[Interface dataset entries]
================================

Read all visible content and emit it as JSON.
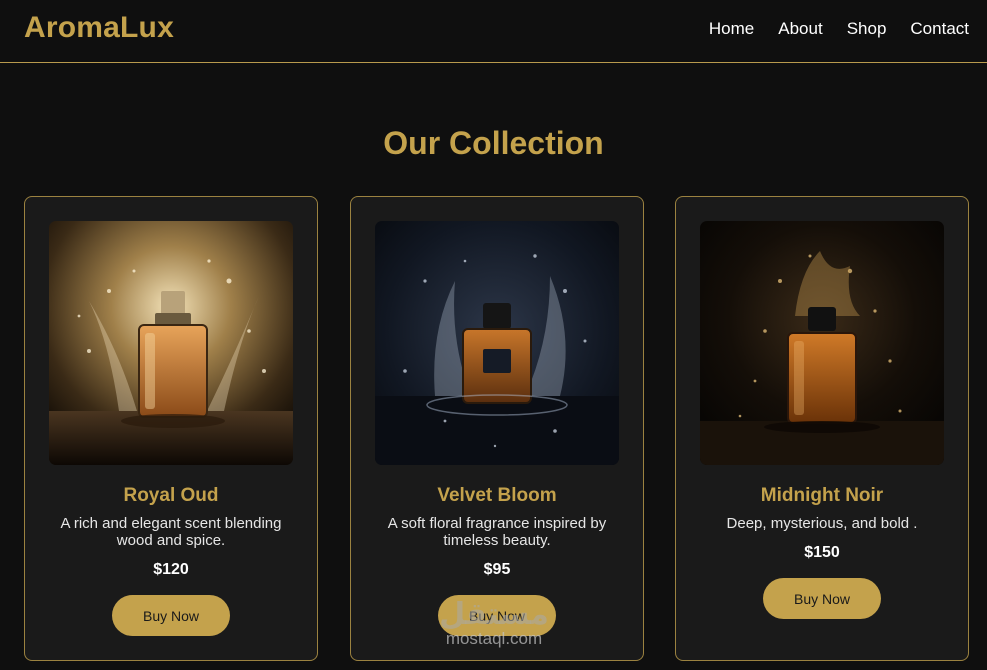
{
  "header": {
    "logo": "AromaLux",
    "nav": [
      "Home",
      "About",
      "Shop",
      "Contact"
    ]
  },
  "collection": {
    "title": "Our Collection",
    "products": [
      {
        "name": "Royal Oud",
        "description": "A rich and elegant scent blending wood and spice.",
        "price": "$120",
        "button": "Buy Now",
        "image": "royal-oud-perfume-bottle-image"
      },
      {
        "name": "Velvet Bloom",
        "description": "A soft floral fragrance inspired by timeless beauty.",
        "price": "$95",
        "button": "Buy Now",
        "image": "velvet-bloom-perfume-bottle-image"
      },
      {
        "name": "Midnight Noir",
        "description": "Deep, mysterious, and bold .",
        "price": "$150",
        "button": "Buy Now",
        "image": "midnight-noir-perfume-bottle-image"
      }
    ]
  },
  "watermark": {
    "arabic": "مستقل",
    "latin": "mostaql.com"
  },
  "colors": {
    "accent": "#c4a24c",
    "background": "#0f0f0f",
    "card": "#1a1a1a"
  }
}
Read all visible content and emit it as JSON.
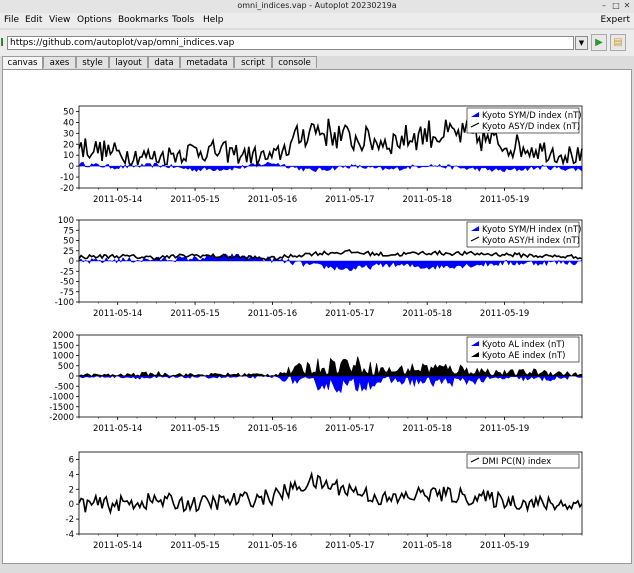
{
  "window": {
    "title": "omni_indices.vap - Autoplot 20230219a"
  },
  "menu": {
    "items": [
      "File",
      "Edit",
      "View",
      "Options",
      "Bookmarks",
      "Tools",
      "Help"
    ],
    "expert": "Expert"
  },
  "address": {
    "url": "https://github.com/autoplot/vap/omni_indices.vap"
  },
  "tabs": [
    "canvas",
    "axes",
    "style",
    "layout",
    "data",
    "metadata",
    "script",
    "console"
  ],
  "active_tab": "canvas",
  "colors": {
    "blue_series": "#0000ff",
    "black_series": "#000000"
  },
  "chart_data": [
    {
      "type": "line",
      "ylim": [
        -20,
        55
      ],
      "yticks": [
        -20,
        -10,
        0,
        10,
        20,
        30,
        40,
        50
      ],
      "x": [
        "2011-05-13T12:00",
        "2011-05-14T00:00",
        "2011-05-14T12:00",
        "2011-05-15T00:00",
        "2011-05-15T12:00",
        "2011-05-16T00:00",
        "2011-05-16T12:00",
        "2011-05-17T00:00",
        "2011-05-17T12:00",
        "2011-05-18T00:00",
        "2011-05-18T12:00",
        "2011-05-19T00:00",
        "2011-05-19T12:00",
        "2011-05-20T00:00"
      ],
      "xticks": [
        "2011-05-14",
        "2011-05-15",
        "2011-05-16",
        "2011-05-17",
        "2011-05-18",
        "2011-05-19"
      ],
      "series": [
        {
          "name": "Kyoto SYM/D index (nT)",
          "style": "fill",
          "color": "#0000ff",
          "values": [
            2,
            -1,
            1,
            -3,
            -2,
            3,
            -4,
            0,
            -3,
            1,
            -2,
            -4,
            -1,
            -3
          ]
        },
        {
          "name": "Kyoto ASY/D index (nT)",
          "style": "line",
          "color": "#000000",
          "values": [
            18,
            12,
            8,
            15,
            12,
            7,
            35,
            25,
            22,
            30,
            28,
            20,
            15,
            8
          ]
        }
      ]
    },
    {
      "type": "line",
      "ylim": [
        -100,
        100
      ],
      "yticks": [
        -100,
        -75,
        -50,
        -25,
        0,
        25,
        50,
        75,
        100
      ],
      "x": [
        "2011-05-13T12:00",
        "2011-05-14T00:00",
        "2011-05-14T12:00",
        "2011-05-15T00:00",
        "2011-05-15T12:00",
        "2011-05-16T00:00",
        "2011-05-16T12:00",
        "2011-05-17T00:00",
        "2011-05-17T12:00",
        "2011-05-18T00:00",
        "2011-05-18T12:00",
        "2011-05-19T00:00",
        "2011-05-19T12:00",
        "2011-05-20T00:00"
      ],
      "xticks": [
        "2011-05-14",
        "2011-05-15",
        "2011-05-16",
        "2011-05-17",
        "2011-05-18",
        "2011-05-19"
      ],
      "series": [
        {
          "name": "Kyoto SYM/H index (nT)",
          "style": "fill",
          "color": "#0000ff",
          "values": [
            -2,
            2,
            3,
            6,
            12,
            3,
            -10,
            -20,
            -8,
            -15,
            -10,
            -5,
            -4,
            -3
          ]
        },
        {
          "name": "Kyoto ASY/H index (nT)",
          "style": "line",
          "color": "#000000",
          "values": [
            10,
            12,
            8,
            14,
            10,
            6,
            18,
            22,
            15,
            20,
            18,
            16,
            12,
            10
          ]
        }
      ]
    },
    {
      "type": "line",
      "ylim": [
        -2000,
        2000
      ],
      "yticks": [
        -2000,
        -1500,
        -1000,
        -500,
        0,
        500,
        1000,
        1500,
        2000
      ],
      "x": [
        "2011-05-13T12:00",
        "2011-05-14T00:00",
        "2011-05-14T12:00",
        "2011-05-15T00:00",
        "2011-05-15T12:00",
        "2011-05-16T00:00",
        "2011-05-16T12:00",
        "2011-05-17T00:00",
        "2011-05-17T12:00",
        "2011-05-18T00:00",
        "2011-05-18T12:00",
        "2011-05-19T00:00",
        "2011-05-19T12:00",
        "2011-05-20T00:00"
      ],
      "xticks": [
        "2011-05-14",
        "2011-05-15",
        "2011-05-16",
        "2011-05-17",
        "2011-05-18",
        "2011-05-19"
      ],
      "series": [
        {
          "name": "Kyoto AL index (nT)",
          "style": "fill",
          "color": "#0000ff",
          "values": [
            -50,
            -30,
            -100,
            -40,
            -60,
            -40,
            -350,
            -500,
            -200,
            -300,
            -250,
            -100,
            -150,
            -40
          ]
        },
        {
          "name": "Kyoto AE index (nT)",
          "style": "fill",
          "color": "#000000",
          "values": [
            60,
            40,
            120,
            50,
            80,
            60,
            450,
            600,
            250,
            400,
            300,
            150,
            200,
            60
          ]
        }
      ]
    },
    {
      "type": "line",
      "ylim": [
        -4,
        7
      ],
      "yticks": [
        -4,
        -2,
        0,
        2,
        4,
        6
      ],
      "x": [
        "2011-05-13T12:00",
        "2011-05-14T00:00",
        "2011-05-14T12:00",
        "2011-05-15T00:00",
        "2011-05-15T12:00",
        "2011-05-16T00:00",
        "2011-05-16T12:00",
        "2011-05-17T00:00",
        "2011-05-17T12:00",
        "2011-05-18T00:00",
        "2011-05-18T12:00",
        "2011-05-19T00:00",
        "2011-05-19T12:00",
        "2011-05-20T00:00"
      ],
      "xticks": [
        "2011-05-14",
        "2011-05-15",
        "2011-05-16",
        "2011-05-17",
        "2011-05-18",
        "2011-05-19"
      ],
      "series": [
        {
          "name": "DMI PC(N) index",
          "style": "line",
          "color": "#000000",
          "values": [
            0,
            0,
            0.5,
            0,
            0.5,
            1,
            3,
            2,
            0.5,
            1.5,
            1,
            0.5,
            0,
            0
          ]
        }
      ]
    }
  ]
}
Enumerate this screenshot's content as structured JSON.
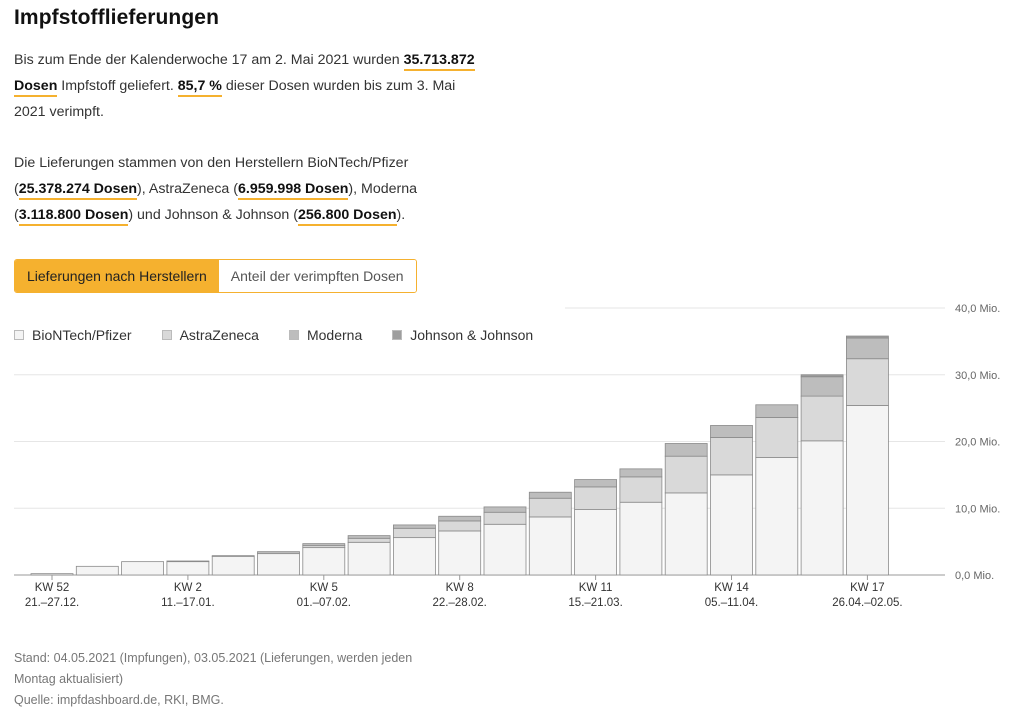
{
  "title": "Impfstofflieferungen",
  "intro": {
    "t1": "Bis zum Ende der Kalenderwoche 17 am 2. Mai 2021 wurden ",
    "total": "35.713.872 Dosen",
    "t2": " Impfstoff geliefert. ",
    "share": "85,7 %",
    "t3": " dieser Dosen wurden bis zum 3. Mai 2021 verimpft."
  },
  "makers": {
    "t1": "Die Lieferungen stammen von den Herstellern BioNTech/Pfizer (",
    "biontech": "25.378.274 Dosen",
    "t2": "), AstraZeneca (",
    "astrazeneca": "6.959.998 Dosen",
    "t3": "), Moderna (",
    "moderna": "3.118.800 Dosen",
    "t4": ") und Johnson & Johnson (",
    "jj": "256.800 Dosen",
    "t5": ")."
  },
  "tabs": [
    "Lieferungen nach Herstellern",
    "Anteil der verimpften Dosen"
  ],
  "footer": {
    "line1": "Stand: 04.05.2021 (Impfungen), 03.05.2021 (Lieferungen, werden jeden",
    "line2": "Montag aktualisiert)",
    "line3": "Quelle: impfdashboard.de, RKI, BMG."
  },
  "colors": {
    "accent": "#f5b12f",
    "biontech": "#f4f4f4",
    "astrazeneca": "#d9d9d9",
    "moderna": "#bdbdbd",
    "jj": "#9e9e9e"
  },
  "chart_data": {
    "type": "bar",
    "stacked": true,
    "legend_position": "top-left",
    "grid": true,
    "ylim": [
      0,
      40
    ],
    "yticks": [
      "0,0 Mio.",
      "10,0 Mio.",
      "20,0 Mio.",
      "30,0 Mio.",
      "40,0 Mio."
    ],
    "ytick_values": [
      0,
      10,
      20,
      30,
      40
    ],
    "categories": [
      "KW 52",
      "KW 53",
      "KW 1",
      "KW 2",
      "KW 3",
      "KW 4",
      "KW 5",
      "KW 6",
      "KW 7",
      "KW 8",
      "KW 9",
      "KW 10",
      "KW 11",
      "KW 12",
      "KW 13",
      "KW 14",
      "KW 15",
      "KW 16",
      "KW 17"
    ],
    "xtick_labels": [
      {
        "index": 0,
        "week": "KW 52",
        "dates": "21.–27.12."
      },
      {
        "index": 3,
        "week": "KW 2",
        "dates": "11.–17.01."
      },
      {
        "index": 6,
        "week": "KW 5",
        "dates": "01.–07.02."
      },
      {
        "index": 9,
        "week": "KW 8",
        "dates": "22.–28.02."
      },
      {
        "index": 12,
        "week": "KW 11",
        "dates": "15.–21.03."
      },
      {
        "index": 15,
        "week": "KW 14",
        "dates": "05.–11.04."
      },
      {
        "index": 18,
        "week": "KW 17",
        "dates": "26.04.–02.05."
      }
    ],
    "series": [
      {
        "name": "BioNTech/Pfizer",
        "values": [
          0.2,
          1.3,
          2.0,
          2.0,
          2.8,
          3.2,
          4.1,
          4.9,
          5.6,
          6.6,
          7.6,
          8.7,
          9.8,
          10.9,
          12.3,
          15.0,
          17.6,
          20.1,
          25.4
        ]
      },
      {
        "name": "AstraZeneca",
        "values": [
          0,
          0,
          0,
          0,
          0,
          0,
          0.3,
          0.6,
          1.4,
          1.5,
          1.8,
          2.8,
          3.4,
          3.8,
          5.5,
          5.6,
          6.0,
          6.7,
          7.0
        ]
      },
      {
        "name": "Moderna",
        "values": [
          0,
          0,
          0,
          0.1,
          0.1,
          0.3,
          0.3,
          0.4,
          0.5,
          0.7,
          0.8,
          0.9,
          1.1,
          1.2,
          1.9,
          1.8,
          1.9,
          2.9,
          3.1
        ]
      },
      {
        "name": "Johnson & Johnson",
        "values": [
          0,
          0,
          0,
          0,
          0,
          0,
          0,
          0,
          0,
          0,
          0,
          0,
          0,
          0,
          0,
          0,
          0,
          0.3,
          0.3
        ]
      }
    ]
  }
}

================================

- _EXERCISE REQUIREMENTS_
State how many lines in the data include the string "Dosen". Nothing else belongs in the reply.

- _YOUR RESPONSE_
7